DATASET CONTENT —

######

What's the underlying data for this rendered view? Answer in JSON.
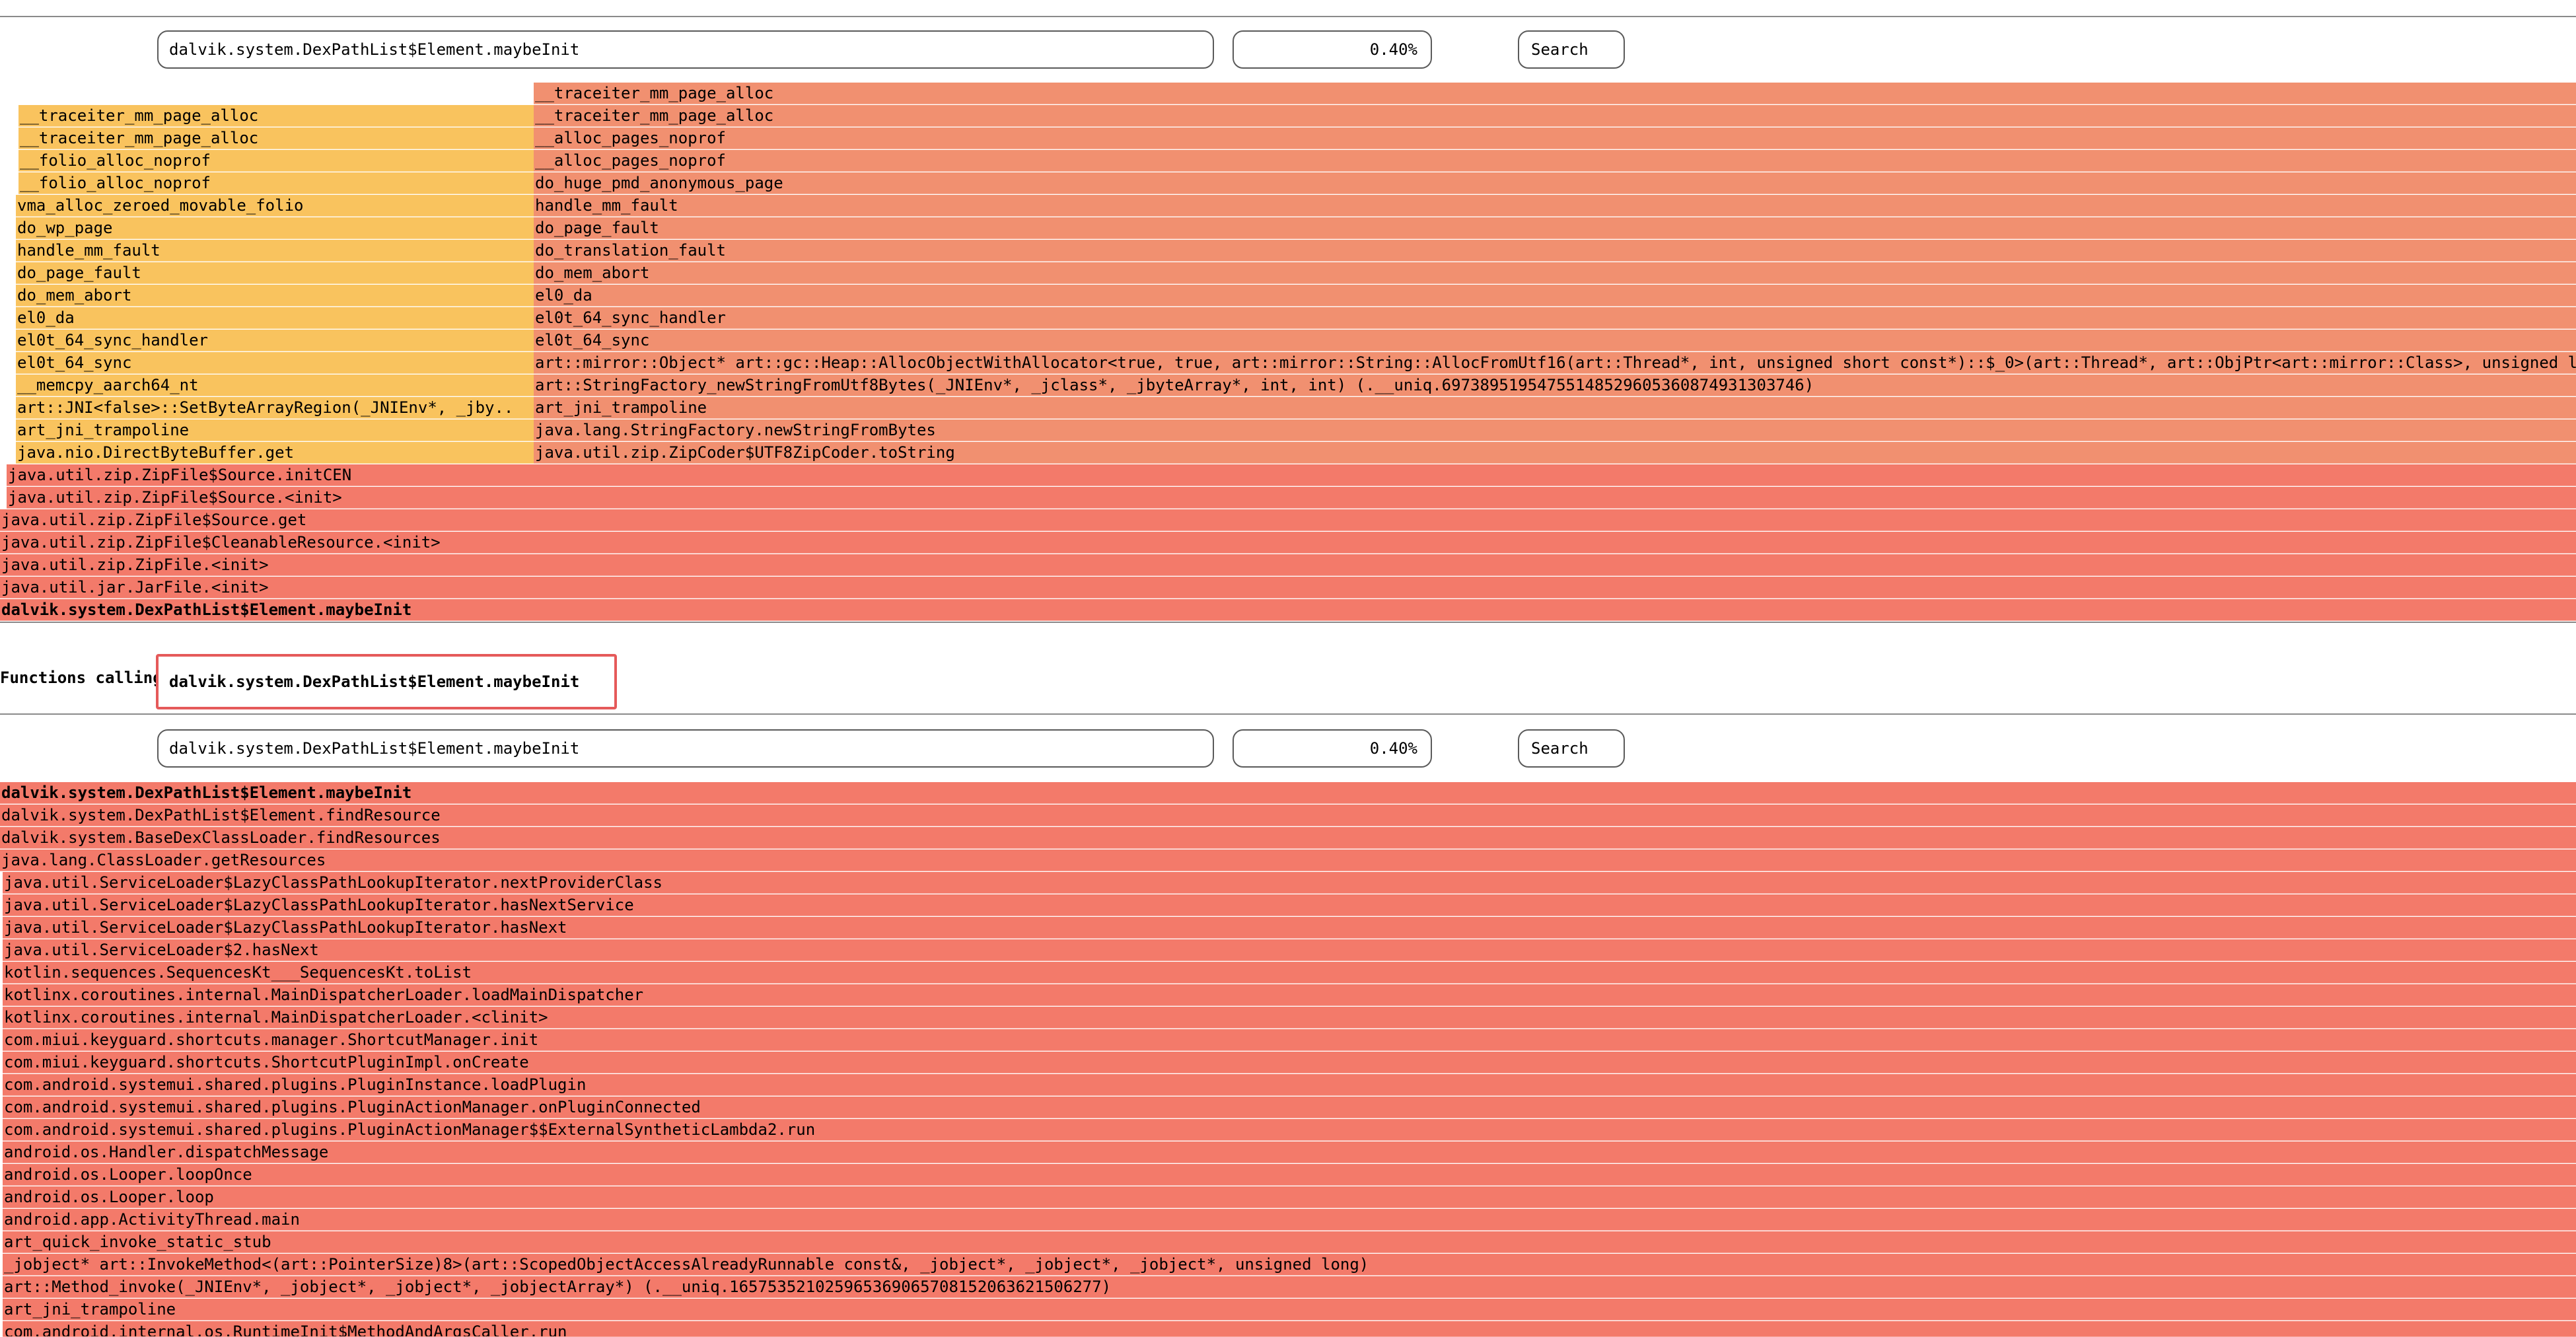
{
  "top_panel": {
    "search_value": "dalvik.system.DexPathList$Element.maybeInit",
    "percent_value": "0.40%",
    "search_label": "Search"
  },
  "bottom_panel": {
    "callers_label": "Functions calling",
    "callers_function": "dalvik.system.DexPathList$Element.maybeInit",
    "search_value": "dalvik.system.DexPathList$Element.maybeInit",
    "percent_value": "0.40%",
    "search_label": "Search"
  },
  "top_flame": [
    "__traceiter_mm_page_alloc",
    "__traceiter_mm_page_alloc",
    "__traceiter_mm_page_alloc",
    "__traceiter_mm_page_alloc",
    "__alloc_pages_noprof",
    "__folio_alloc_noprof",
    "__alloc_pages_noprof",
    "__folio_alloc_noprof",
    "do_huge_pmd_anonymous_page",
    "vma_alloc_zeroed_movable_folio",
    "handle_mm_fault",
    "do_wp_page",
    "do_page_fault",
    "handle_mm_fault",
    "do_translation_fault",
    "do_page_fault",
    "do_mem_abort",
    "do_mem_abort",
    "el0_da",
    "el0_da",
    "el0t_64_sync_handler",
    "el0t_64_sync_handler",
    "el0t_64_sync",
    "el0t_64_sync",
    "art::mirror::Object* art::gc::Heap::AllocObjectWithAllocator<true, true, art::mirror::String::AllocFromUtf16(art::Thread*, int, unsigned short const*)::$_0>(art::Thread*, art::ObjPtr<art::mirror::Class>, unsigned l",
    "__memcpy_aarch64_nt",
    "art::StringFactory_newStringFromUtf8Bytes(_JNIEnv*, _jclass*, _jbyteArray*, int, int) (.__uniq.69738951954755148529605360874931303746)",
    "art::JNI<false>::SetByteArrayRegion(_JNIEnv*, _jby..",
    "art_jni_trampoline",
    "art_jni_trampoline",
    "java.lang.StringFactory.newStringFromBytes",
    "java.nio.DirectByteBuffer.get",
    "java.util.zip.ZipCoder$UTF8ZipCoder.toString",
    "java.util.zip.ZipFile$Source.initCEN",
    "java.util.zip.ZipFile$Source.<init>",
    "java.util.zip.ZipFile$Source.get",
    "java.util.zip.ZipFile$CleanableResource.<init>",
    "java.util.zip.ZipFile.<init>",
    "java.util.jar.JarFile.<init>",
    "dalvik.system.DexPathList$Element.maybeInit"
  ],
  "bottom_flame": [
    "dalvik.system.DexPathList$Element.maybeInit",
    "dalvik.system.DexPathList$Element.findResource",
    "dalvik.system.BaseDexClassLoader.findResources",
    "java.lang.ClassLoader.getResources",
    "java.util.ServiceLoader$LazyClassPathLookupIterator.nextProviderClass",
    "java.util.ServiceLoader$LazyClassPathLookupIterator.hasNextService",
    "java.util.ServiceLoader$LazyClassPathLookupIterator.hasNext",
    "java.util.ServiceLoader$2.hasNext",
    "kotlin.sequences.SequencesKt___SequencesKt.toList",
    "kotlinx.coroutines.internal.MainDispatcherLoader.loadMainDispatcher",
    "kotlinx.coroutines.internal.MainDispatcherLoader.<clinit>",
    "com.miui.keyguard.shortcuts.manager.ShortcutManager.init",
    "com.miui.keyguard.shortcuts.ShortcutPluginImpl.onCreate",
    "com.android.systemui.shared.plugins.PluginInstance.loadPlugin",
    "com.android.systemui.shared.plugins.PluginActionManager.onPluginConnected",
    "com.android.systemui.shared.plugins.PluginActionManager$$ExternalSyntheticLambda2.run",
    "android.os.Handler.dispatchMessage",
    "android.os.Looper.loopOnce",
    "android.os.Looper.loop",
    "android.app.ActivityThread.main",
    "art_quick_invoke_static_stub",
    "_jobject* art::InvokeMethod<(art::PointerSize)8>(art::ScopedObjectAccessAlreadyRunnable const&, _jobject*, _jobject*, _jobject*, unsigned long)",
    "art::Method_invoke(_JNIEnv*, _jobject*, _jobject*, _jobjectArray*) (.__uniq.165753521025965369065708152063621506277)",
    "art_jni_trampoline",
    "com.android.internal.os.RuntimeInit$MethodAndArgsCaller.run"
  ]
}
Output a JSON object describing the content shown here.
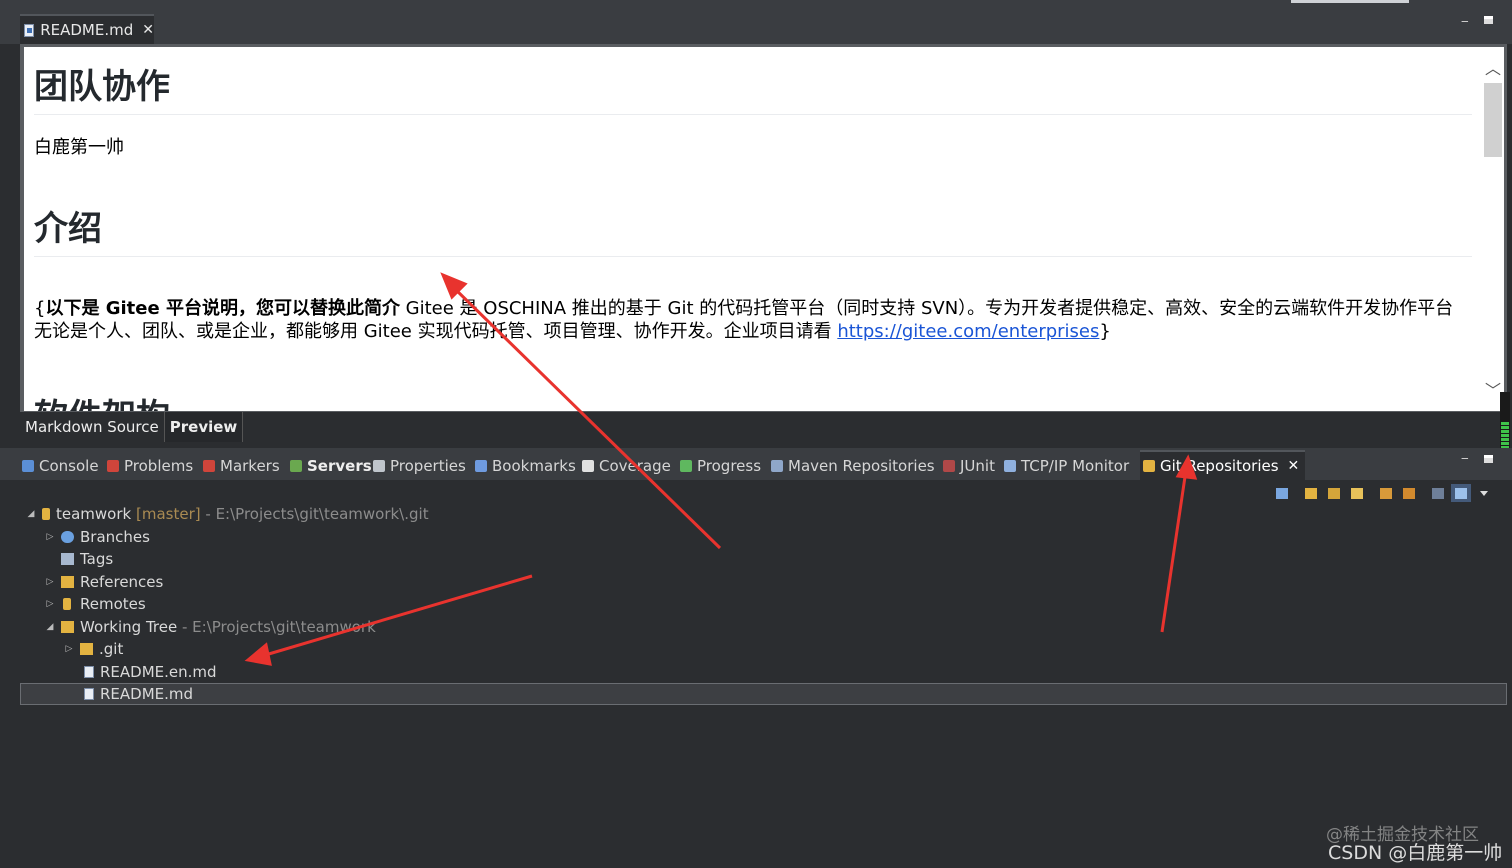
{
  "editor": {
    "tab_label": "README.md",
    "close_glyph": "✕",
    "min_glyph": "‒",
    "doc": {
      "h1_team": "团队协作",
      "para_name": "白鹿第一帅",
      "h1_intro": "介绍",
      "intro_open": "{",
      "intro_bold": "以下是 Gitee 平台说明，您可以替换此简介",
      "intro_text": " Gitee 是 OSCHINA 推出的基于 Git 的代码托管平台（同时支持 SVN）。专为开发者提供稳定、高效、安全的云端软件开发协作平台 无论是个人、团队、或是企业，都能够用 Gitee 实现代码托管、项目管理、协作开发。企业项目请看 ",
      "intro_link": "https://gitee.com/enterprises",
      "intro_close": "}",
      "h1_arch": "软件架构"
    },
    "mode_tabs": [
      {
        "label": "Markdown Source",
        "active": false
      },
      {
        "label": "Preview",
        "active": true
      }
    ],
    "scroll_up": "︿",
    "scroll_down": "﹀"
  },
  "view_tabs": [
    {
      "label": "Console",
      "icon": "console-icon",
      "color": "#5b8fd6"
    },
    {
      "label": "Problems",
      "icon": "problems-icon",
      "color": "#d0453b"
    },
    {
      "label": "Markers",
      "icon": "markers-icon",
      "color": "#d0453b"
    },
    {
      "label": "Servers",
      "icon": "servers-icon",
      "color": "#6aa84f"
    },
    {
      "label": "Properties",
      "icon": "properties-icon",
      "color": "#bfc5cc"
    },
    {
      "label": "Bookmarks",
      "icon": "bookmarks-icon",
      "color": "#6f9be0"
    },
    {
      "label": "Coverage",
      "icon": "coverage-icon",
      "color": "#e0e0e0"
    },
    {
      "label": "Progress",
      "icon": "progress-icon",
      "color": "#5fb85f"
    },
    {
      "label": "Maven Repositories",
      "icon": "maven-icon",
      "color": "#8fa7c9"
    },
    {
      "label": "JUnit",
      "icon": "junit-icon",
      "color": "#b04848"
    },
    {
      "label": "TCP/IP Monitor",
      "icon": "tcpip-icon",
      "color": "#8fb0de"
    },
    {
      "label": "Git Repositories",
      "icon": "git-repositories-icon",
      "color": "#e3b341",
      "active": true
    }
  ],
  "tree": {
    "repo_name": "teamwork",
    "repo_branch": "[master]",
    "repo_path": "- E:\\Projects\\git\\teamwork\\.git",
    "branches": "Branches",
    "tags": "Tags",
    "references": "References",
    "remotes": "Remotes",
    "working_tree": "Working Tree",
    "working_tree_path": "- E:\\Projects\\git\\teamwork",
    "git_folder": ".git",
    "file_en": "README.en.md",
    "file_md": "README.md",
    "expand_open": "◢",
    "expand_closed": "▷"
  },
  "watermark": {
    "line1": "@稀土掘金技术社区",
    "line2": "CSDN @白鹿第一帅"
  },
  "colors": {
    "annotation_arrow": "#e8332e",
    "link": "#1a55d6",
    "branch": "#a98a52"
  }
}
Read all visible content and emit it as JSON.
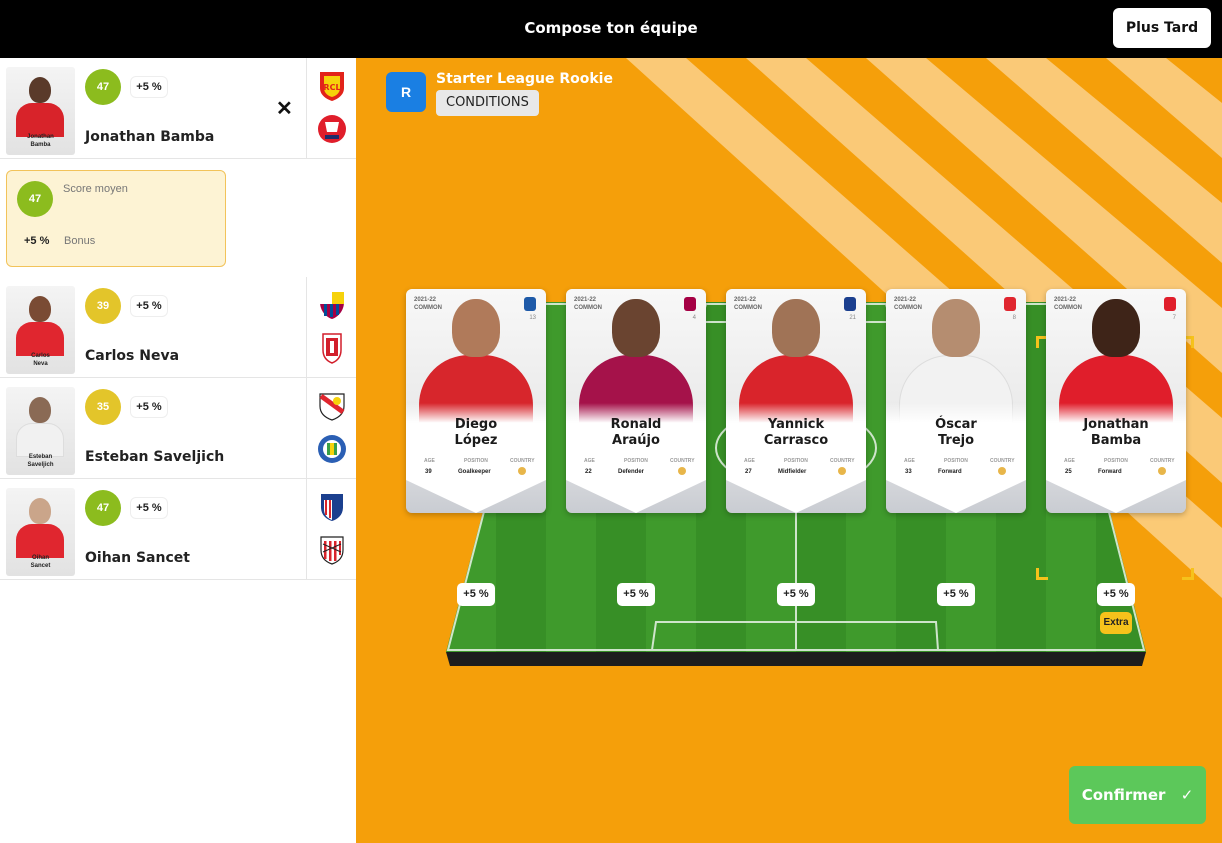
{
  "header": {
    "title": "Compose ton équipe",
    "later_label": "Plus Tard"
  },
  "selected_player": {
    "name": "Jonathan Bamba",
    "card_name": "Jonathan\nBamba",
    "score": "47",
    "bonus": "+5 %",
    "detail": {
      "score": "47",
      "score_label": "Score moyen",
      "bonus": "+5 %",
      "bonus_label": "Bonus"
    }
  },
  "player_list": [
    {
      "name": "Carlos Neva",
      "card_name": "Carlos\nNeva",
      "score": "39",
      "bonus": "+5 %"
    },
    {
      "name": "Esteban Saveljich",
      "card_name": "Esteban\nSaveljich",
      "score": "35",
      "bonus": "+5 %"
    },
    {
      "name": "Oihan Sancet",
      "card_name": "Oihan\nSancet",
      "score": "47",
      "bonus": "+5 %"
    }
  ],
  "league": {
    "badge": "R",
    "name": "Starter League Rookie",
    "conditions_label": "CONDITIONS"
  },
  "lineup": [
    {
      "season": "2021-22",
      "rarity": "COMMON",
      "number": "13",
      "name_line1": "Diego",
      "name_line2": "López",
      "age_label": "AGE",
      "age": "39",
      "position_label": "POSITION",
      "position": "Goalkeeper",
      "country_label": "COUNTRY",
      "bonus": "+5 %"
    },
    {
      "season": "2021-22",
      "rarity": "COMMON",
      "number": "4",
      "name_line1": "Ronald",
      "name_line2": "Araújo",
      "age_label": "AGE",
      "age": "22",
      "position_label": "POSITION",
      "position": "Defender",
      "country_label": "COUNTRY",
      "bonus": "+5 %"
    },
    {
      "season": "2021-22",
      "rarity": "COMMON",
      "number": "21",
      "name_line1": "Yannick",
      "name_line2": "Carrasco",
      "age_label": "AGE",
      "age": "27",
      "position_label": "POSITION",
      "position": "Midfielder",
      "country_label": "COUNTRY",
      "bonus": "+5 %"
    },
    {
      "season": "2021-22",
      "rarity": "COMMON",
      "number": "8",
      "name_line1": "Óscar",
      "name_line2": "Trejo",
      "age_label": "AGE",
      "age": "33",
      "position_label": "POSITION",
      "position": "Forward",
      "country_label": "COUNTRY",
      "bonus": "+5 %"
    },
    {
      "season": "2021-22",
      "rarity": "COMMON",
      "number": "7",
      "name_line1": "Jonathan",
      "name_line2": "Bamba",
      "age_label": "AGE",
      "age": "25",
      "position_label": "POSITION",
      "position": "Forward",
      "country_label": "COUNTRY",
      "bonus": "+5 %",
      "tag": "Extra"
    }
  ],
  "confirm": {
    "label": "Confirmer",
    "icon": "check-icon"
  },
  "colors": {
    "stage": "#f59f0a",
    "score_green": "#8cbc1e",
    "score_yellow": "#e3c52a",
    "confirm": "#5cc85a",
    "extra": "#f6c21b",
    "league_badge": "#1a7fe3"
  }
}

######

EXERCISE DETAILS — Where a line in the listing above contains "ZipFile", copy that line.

RESPONSE TO THIS EXERCISE —
    "java.util.zip.ZipFile$Source.initCEN",
    "java.util.zip.ZipFile$Source.<init>",
    "java.util.zip.ZipFile$Source.get",
    "java.util.zip.ZipFile$CleanableResource.<init>",
    "java.util.zip.ZipFile.<init>",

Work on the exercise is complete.